On a petition for a writ of habeas corpus, the standard of review for a claim of prosecutorial misconduct, like the standard of review for a claim of judicial misconduct, is "the narrow one of due process, and not the broad exercise of supervisory power." (Darden v. Wainwright, 477 U.S. 168, 181 (1986) (quoting Donnelly v. DeChristoforo, 416 U.S. 637, 642 (1974)). "The relevant question is whether the prosecutor['s] comments 'so infected the trial with unfairness as to make the resulting conviction a denial of due process.'" Id. (quoting Donnelly, 416 U.S. at 643).
When Is Habeas Corpus Warranted?

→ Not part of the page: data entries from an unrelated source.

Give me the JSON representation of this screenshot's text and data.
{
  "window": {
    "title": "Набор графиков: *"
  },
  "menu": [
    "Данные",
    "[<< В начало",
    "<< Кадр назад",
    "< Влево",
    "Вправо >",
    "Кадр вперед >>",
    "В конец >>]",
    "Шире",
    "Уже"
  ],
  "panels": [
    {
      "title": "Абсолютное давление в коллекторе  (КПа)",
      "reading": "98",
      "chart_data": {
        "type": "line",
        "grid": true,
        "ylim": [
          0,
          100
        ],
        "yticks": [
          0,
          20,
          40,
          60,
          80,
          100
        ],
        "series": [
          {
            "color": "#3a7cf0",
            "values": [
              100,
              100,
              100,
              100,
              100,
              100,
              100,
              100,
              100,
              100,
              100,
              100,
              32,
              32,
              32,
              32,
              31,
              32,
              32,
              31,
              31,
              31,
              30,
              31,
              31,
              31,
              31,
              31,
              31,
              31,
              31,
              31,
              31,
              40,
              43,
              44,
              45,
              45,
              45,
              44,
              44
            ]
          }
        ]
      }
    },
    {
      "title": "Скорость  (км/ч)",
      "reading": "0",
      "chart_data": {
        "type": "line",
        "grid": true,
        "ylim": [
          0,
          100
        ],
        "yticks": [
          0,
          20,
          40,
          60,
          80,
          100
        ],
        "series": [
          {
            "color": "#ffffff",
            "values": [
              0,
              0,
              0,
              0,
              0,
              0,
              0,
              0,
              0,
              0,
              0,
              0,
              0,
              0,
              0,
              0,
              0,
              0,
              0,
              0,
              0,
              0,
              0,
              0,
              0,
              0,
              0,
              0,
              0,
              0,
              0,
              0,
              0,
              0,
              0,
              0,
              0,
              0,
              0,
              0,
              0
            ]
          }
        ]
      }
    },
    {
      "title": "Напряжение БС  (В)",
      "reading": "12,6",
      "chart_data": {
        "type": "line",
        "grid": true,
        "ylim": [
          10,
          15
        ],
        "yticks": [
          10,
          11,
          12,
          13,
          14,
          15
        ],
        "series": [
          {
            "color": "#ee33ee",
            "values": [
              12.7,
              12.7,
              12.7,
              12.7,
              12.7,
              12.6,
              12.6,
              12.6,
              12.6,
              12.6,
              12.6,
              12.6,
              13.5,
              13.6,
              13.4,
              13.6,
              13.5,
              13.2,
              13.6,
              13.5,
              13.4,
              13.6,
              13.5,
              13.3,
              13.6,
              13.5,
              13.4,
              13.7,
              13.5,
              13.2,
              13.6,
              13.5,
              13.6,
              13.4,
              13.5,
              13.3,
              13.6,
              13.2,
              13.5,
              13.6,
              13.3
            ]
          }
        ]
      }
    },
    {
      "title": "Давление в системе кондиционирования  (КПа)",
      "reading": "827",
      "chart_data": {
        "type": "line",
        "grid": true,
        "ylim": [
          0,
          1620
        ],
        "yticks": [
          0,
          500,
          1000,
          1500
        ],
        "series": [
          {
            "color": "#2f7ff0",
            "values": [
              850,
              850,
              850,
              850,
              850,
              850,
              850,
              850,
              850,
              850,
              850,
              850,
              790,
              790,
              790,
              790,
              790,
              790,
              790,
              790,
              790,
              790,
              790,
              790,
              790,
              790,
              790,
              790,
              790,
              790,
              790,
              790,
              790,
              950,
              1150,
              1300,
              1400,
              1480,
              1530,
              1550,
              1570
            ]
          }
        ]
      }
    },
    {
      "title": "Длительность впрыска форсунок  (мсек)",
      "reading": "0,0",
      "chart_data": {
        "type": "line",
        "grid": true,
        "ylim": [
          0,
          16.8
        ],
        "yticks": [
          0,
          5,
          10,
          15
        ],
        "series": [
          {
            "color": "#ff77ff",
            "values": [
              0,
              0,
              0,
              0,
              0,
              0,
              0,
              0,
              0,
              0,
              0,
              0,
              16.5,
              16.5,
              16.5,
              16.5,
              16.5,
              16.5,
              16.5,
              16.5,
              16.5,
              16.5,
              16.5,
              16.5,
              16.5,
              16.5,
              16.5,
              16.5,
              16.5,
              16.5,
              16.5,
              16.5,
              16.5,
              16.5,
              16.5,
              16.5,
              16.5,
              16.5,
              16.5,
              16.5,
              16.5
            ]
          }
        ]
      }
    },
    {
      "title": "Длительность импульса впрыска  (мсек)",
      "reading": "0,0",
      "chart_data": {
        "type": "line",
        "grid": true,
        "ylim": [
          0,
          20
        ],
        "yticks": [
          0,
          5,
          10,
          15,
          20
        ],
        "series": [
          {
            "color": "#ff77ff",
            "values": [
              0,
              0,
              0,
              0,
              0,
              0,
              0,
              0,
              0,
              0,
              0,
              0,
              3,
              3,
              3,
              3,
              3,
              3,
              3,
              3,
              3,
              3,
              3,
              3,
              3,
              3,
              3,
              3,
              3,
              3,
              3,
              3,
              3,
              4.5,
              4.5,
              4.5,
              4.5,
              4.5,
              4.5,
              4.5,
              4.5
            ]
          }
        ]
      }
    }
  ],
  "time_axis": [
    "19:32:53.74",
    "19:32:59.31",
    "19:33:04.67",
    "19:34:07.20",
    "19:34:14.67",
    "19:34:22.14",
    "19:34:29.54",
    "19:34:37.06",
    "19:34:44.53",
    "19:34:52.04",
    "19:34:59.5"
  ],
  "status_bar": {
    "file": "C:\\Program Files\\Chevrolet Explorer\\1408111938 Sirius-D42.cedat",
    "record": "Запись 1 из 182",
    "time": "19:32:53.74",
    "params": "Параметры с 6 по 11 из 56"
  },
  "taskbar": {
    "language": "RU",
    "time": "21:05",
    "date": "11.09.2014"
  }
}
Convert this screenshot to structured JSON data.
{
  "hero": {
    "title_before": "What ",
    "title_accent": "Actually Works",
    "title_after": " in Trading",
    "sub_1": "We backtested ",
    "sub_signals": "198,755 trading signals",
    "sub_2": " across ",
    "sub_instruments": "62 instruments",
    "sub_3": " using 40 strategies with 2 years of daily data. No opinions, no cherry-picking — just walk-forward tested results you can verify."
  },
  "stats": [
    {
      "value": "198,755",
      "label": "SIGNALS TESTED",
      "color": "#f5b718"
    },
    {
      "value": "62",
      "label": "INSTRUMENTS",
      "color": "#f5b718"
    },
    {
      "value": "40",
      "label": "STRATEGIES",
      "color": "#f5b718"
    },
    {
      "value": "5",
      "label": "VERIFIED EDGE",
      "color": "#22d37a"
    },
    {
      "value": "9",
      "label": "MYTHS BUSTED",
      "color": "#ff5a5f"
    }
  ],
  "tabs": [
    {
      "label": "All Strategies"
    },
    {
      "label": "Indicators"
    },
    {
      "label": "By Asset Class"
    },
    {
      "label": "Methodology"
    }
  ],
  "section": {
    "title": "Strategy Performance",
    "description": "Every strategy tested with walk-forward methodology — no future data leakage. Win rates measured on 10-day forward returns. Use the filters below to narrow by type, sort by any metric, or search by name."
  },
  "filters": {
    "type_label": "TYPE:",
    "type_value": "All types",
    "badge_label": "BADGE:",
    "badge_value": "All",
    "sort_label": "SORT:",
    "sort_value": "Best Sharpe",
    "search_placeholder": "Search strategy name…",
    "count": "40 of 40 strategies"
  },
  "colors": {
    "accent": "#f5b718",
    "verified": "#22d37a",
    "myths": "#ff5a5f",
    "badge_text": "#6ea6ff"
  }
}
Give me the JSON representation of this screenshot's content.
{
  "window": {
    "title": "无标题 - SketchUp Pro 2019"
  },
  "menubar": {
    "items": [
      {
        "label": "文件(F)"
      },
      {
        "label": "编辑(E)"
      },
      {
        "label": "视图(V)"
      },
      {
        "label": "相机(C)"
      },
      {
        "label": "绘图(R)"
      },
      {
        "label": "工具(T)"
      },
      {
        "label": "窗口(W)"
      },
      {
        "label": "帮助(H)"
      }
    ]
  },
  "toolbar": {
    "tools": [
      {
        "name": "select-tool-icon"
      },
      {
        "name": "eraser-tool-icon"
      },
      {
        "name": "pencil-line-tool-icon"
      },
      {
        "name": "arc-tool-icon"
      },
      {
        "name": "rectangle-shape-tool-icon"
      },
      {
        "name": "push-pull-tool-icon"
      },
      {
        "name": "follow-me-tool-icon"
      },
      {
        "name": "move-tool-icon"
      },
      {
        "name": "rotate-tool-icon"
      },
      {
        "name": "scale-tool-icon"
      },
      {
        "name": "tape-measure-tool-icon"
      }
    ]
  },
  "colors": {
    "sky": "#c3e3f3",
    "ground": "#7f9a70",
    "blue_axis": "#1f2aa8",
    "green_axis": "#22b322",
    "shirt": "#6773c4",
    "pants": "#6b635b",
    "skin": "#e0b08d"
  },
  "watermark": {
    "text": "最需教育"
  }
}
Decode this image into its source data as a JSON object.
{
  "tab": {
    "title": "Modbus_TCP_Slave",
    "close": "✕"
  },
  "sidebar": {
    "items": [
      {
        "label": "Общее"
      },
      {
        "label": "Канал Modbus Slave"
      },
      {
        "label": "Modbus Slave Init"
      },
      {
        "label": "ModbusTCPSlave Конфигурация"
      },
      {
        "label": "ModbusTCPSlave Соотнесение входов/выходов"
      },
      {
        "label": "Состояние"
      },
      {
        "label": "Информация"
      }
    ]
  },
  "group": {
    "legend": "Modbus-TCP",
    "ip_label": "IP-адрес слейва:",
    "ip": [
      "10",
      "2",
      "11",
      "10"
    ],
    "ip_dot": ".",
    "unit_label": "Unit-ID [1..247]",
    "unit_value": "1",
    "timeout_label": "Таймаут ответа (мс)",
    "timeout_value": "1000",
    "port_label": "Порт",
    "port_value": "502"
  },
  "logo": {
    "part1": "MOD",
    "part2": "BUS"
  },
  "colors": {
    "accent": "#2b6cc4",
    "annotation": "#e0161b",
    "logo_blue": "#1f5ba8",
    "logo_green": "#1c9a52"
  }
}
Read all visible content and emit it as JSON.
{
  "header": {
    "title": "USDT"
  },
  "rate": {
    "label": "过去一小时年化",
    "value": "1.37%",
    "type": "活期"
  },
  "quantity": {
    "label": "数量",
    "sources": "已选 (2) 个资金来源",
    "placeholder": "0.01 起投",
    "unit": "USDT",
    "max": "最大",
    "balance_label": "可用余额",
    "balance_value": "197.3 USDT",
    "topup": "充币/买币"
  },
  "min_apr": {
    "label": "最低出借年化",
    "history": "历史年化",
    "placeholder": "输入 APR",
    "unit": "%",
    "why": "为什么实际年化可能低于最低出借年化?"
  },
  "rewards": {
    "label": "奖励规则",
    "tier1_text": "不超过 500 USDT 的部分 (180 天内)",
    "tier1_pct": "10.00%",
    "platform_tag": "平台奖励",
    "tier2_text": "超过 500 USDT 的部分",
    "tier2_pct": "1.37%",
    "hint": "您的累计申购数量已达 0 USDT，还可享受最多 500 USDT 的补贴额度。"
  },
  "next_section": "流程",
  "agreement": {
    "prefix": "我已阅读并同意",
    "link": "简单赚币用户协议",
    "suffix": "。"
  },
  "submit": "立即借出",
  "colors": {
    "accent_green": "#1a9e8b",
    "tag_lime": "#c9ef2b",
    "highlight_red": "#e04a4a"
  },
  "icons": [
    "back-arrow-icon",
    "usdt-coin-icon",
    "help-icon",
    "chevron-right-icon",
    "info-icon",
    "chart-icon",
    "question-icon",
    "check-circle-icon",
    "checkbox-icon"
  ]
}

A federal court has no supervisory authority over criminal proceedings in state courts. The only standards we can impose on the states are those dictated by the Constitution. Daye, 712 F.2d at 1571. Objectionable as some actions might be, when considered in the context of the trial as a whole, they are not "of sufficient gravity to warrant the conclusion that fundamental fairness has been denied." Id. at 1572. See, for example:
- Gayle v. Scully, 779 F.2d at 807 (trial judge's caustic, sarcastic comments and offensive conduct, although perhaps inconsistent with institutional standards of federal courts, did not violate due process).
- Daye, 712 F.2d at 1572 (trial judge's sceptical attitude toward defendant's testimony, and his reinforcement of identification evidence by government witnesses, "approached but did not cross the line that permits [a ruling] that the Constitution has been violated").
The fact that a jury instruction is inadequate by Federal Court direct appeal standards does not mean a petitioner who relies on such an inadequacy will be entitled to habeas relief from a state court conviction. Estelle v. McGuire, 502 U.S. 62, 71-72 (1991). In habeas proceedings challenging state court convictions, relief is available only for constitutional violations.
Whether a constitutional violation has occurred will depend upon the evidence in the case and the overall instructions were given to the jury. See the following cases:
- Cupp v. Naughten, 414 U.S. at 147 (constitutionality determined not by focusing on ailing instruction "in artificial isolation" but by considering the effect of instruction "in the context of the overall charge.").
- Henderson v. Kibbe, 431 U.S. 145, 155 (1977) (recognizing that "[a]n omission, or an incomplete instruction, is less likely to be prejudicial than a misstatement of the law" and, therefore, a habeas petitioner whose claim of error involves the failure to give a particular instruction bears an "especially heavy" burden).
Shackling, except in extreme forms, is susceptible to harmless error analysis. Castillo v. Stainer, 997 F.2d at 669. In a habeas case dealing with a state court sentence, the question is whether the shackling "had substantial and injurious effect or influence in determining the jury's verdict." Id. (quoting Brecht v. Abrahamson, 113 S. Ct. 1710, 1714 (1993)). If we are in "grave doubt" whether the error affected the verdict, the error is not harmless. O'Neal v. McAninch, 115 S. Ct. 992, 994 (1995).
The risk of doubt, however, is on the state. Id. at 996 (rejecting language in Brecht v. Abrahamson which places on defendant burden of showing prejudice). See Castillo v. Stainer, 983 F.2d at 149 (finding shackling at trial harmless error because the defendant only wore waist chain that could not be seen by jury).